Fri, July 9 | 6:30 PM
Tickets | CLICK HERE
Join us for our new weekly film series in the Giant Screen Theater, "Marc Eliot’s Art of Film," with The New York Times Best-Selling Author! Peoria Riverfront Museum is pleased to announce the residency of film critic and historian Marc Eliot, who is the author of more than two dozen books on pop culture and biographies on Hollywood icons. Marc has personally selected each of the films in the "Art of Film" series and provides virtual commentary for each film before and after the film's screening at the museum.
The Incredible Shrinking Man, 1957. USA. Directed by Jack Arnold.
Our second Sci-fil film is the great Jack Arnold’s elegant 1957 The Incredible Shrinking Man that perfectly captures the prevalent fear of the day, nuclear warfare, and the resultant loss of man’s stature in a world bent on blowing itself out of existence. Based on Richard Matheson’s novel of the same name that he adapted for the screen (with Richard Alan Simmons), this beautifully written narrative tells what happens when the world gets larger and humanity gets smaller. Robert “Scott” Carey (Grant Williams) mysteriously begins to shrink after passing through a strange glittering cloud while aboard his private yacht; his wife escapes it and all that is to come as she is below deck when Scott is exposed. Surviving a hungry house cat and a fearsome spider, Carey survives to…well, I think you will have to see for yourself. (The poison cloud is as relevant today as it was in the ‘50s; we may substitute the fear of the spread of radiation to the very real Covid pandemic.)
A word about Jack Arnold. He is in my personal, if ever-evolving pantheon. Despite the fact that many of his films were cheaply made crawling creature flicks, “B” westerns (Red Sundown) and what passed for teenage “reality” back then (High School Confidential) his ability to project his personality onto his films recalls another director not treated with the respect he deserves, Michael Curtis. Among Curtiz’ numerous credits are Casablanca and Yankee Doodle Dandy.

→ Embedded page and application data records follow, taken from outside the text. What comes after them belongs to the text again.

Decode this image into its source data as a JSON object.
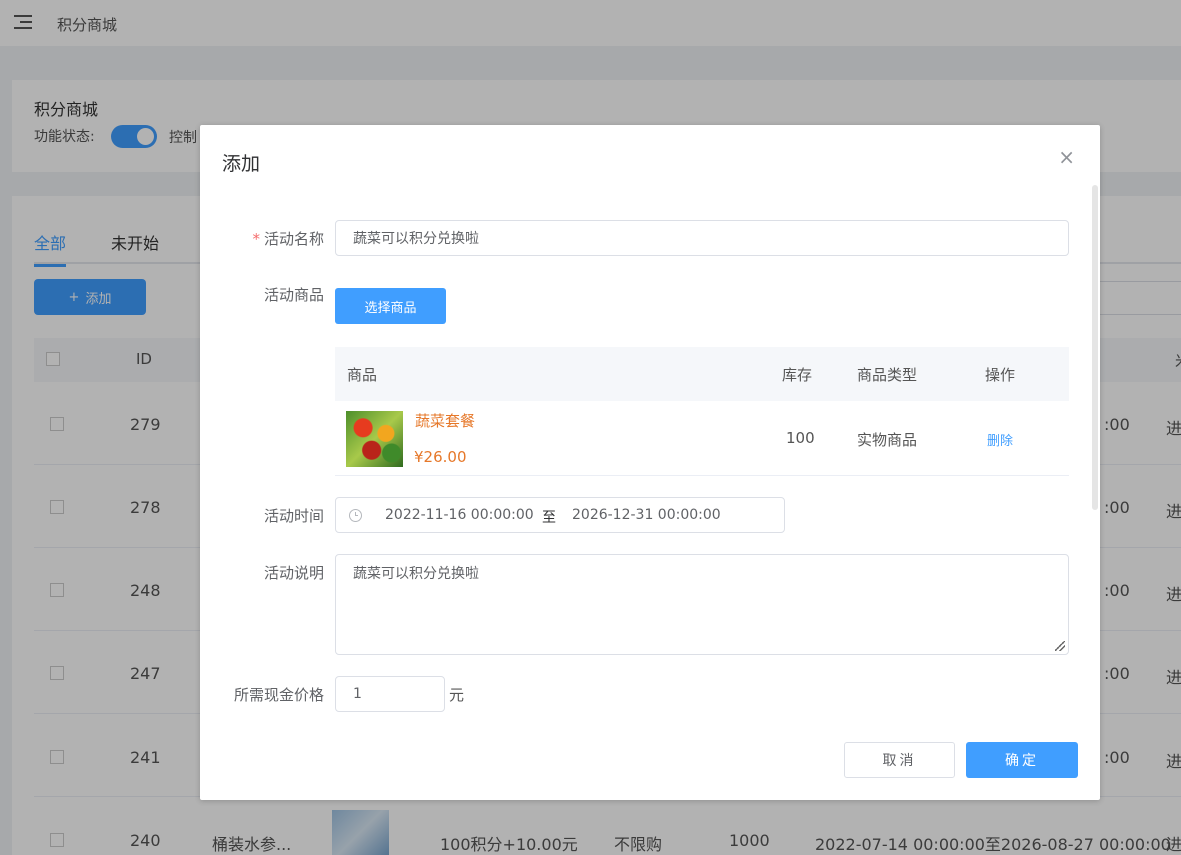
{
  "header": {
    "title": "积分商城"
  },
  "settings": {
    "title": "积分商城",
    "status_label": "功能状态:",
    "status_desc": "控制",
    "enabled": true
  },
  "tabs": [
    {
      "label": "全部",
      "active": true
    },
    {
      "label": "未开始",
      "active": false
    }
  ],
  "add_button": {
    "label": "添加"
  },
  "table": {
    "header_id": "ID",
    "header_right": "米",
    "rows": [
      {
        "id": "279",
        "time": ":00",
        "status": "进"
      },
      {
        "id": "278",
        "time": ":00",
        "status": "进"
      },
      {
        "id": "248",
        "time": ":00",
        "status": "进"
      },
      {
        "id": "247",
        "time": ":00",
        "status": "进"
      },
      {
        "id": "241",
        "time": ":00",
        "status": "进"
      }
    ],
    "last_row": {
      "id": "240",
      "name": "桶装水参...",
      "price": "100积分+10.00元",
      "limit": "不限购",
      "stock": "1000",
      "time": "2022-07-14 00:00:00至2026-08-27 00:00:00",
      "status": "进"
    }
  },
  "dialog": {
    "title": "添加",
    "close": "×",
    "activity_name": {
      "label": "活动名称",
      "required": "*",
      "value": "蔬菜可以积分兑换啦"
    },
    "activity_goods": {
      "label": "活动商品",
      "select_button": "选择商品"
    },
    "goods_table": {
      "headers": {
        "goods": "商品",
        "stock": "库存",
        "type": "商品类型",
        "action": "操作"
      },
      "rows": [
        {
          "name": "蔬菜套餐",
          "price": "¥26.00",
          "stock": "100",
          "type": "实物商品",
          "action": "删除"
        }
      ]
    },
    "activity_time": {
      "label": "活动时间",
      "start": "2022-11-16 00:00:00",
      "separator": "至",
      "end": "2026-12-31 00:00:00"
    },
    "activity_desc": {
      "label": "活动说明",
      "value": "蔬菜可以积分兑换啦"
    },
    "cash_price": {
      "label": "所需现金价格",
      "value": "1",
      "unit": "元"
    },
    "cancel_button": "取消",
    "confirm_button": "确定"
  },
  "colors": {
    "primary": "#409eff",
    "price": "#e6782a",
    "required": "#f56c6c"
  }
}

Of the Incredible Shrinking Man, Philip K. Scheuer wrote in The Los Angeles Times that the film was "a fascinating exercise in imagination, as terrifying as it is funny…” and I wholeheartedly agree. I would add that it is admirably literate, adult, visually exciting, and from the opening sequence, without a dull moment. You should see it for the story, the direction, and the amazing special effects and for one of the most eloquently filmed denouements of any film. This is Jack Arnold’s masterpiece.